There are actually two different types of FOR loops included in C#. The first is the basic for iteration loop. The following code shows an example of a basic for iteration loop:

for(int i = 0; i < 100; i++)
{
Console.WriteLine(i.ToString());
}

Now, let’s dissect this a little bit so you can understand what’s going on here. The first thing done in this for loop is to declare the variable i as n integer and initialize it to 0. This is shown in the code above by “int I = 0”. This variable is often called the ITERATOR variable. The next piece is a comparison operation. As you should already know, comparison operations are Boolean operations that result in a true or a false. In this case, the comparison operation is represented by “i < 100”. This is telling the for loop to continue until the value of the variable i is equal to or greater than 100. Finally, “i++” tells the for loop to increment the value of i with each iteration. The only thing I haven’t explained is what’s contained within the for loop, “Console.WriteLine(i.ToString());”, this is the code to be executed on each iteration of the loop. In this case, we are outputting the value of i to the console window. Now that we’ve covered a basic for iteration loop, let’s take a quick peek at another for loop, the FOREACH iteration loop. Let’s say we have a list of integers:

List theList = newList();

Now we can write this:

foreach(List val in theList)
{
Console.WriteLine(val.ToString());
}

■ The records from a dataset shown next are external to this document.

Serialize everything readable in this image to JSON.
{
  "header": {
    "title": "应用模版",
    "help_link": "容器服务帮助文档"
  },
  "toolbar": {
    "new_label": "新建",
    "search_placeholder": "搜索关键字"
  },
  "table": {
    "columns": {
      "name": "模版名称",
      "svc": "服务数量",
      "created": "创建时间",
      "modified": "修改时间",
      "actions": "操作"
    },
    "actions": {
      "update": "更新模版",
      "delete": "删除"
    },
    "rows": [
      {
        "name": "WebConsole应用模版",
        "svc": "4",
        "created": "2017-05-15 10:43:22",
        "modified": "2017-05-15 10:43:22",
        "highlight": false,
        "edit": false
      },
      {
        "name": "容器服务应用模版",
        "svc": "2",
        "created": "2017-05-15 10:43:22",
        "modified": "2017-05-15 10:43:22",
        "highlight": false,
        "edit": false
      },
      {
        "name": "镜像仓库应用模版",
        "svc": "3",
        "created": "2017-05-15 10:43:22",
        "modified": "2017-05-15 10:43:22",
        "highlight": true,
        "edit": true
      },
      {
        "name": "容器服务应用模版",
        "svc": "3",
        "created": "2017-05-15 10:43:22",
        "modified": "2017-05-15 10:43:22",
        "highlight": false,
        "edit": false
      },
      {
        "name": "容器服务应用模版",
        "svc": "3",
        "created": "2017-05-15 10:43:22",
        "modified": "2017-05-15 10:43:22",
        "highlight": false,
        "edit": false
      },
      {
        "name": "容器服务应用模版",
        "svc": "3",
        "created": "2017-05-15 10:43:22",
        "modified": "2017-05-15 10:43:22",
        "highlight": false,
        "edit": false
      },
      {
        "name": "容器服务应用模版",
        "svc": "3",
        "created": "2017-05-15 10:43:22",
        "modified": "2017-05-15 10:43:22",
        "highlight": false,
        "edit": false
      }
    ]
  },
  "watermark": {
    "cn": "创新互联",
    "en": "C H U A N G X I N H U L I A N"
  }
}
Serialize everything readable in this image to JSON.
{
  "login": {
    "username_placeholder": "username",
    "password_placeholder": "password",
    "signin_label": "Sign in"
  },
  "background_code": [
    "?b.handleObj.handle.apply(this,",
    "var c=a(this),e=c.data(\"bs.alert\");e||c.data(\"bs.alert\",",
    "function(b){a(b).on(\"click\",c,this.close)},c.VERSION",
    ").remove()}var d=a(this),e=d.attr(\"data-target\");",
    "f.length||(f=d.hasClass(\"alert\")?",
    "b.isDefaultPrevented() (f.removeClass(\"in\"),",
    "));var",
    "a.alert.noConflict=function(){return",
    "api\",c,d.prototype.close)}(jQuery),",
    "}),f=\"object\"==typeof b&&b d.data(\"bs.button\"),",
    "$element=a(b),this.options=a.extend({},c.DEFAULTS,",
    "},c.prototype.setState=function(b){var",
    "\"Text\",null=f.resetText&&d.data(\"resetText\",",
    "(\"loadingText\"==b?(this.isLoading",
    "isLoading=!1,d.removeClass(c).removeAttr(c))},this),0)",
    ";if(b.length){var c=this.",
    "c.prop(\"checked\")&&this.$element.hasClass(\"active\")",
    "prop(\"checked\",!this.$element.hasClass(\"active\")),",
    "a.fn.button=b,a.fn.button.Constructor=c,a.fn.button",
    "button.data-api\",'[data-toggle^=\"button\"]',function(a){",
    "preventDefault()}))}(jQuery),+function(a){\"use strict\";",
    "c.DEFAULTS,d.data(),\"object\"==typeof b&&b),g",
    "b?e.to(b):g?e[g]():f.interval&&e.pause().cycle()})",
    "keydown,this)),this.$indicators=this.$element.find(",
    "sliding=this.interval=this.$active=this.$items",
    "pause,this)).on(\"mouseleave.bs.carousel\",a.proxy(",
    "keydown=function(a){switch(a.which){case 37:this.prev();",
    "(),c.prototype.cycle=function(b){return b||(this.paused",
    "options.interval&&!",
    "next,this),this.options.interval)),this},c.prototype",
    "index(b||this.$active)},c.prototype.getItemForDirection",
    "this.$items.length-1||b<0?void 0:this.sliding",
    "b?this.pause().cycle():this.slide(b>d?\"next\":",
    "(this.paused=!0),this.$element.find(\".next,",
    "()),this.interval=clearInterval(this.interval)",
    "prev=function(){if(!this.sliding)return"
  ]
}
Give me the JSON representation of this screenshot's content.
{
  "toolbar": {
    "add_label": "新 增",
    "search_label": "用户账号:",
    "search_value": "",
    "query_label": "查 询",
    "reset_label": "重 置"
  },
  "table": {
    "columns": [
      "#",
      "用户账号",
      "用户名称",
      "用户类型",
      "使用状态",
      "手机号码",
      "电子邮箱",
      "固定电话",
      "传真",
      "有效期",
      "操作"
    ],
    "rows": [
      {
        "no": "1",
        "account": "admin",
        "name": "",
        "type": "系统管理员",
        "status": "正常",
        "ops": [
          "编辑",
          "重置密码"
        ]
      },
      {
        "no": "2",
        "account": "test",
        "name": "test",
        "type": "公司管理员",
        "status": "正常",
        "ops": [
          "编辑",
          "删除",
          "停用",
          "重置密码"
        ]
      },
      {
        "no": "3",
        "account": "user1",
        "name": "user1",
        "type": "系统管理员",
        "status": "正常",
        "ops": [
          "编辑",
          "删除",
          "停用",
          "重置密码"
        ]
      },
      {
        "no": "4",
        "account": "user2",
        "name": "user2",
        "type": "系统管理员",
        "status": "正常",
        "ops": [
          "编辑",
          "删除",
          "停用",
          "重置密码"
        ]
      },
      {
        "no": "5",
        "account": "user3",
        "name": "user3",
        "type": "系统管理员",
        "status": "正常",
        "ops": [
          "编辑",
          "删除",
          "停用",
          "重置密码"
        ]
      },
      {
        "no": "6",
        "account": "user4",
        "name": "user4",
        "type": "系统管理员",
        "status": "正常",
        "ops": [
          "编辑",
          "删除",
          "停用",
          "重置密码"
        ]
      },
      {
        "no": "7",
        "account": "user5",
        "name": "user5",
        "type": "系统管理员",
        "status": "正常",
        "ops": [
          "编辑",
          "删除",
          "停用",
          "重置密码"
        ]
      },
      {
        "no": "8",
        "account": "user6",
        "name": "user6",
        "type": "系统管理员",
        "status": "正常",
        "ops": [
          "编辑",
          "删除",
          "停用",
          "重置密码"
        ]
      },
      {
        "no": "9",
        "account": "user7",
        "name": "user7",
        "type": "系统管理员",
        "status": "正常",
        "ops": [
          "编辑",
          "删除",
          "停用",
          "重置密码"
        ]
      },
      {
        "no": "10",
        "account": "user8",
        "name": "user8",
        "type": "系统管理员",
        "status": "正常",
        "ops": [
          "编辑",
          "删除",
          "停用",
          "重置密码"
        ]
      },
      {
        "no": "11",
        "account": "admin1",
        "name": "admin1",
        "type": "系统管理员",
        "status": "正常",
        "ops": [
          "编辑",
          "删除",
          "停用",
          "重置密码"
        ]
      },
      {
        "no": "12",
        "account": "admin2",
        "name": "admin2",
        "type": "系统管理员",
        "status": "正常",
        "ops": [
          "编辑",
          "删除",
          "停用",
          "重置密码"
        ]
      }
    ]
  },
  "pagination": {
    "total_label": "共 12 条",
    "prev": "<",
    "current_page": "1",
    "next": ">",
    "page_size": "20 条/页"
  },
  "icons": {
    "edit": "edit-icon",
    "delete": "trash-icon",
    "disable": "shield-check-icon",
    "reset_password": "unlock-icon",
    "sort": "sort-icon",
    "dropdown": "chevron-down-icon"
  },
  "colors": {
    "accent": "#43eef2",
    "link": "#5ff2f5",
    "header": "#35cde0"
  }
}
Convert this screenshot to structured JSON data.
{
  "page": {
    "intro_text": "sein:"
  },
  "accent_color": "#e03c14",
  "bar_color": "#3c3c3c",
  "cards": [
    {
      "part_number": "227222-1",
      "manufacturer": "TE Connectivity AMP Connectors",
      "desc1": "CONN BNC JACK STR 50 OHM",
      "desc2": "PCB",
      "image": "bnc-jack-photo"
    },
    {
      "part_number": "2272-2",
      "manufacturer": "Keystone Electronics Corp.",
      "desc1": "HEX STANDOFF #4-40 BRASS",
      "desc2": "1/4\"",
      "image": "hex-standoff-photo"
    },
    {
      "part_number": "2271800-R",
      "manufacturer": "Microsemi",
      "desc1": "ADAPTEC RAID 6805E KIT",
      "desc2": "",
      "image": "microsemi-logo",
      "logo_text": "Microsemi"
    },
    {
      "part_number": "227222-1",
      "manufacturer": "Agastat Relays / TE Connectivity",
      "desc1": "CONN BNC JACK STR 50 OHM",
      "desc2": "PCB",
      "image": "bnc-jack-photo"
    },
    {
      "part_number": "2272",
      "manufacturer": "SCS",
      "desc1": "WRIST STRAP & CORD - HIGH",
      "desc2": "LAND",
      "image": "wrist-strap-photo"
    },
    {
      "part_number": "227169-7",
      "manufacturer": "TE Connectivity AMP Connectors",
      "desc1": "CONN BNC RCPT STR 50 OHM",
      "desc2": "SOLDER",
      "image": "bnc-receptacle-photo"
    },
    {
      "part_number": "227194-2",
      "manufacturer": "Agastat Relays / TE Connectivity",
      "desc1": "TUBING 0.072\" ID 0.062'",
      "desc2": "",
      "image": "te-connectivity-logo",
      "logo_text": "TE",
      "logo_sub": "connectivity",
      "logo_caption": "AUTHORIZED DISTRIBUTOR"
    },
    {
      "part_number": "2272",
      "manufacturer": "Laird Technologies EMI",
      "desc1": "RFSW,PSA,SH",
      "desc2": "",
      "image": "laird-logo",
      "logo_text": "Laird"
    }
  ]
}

This is entirely different from the basic FOR iteration loop in that we aren’t declaring an iterator variable. This will parse through the entire list of integers one at a time and perform the necessary code on each. The benefit to the FOREACH loop is that we don’t have to determine how many elements are in the list, but we do have to have a list to parse through. The basic FOR loop doesn’t necessarily require a list to parse through, as is the case in the example I provided above. There is a caveat to be warned about when using a FOREACH loop. If you add or remove elements from within the list while it is being parsed by the FOREACH loop, it will cause an error. To avoid this error, anytime you know you will be modifying the list, you should use the basic FOR loop instead. Using our previous list of integers, the following is an example of this:

for(int i = 0; i < theList.Count; i++)
{
Console.WriteLine(theList[i].ToString());
theList.RemoveAt(i);
}

There are several things you’ll notice about this example that is slightly different from previous examples. First, instead of only going to 100, we’re getting a count of the elements from theList. This is to avoid certain potentially fatal memory leaks or errors. Secondly, we’re accessing the value using it’s index, which is shown by “theList[i]”. The variable i, in this case, is being used as the index value. NOTE: List<> used in this tutorial is a generic collection type found in System.Collections.Generic namespace.